Work instructions » Return all lines in the data where the string "Streamed" can be found.

Dataset rows for apps and sites »
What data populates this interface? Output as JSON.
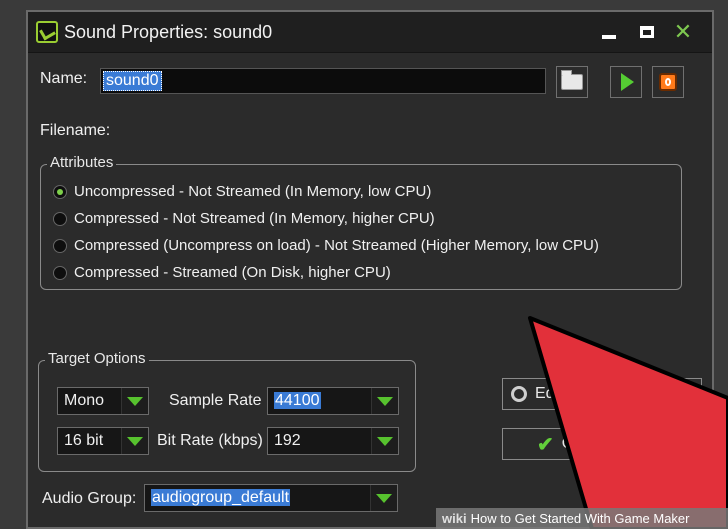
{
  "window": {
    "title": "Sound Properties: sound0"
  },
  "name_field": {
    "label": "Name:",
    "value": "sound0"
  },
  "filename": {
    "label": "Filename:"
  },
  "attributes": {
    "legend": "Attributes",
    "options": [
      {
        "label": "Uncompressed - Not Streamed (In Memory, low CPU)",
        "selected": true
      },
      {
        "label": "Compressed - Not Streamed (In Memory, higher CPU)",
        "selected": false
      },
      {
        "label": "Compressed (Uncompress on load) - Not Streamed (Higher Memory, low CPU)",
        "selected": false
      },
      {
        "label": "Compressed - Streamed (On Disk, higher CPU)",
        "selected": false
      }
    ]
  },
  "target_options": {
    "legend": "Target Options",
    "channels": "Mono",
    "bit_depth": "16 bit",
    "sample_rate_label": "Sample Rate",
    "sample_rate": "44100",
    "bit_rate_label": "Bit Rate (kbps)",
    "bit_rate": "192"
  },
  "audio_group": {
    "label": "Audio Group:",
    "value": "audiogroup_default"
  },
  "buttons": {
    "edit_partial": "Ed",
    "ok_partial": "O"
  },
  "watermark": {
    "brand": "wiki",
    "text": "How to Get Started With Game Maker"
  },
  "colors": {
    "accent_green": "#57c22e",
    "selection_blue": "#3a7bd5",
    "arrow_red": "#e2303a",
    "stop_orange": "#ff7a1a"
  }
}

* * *

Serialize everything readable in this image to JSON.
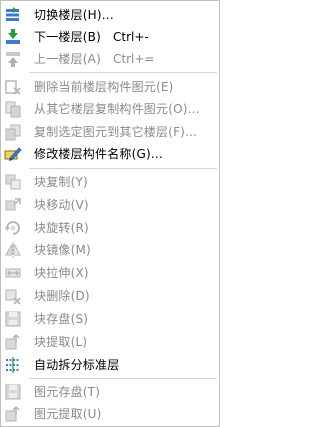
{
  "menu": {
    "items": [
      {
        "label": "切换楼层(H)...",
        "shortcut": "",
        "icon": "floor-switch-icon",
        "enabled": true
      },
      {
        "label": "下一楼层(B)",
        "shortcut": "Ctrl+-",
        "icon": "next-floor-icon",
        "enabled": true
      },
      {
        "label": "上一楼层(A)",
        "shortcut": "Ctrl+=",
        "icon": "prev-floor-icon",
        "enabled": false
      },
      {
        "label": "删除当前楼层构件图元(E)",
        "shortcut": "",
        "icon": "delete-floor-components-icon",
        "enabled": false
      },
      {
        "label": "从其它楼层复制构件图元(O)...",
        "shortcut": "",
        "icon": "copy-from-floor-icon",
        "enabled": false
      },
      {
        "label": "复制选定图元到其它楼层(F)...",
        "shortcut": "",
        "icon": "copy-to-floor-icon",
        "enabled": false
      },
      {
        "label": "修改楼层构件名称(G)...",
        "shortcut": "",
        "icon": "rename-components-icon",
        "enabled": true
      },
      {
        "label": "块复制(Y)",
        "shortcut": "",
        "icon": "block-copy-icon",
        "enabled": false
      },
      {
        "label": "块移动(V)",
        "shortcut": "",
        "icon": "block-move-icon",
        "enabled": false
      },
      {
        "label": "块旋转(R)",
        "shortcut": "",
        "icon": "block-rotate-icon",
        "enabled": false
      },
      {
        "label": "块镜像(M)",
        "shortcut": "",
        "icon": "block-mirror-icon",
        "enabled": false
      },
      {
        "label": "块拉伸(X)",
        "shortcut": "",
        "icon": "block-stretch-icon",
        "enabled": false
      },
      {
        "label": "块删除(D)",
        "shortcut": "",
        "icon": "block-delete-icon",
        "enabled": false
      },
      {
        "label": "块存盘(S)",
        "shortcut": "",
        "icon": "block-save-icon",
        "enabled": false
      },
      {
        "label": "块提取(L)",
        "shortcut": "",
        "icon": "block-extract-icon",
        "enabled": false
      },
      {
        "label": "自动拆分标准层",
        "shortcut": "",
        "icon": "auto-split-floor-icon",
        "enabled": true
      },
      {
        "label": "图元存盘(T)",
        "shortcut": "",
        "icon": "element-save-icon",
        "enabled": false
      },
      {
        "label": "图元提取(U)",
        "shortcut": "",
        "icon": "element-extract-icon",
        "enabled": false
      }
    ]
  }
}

Output of the exercise »
        "label": "Uncompressed - Not Streamed (In Memory, low CPU)",
        "label": "Compressed - Not Streamed (In Memory, higher CPU)",
        "label": "Compressed (Uncompress on load) - Not Streamed (Higher Memory, low CPU)",
        "label": "Compressed - Streamed (On Disk, higher CPU)",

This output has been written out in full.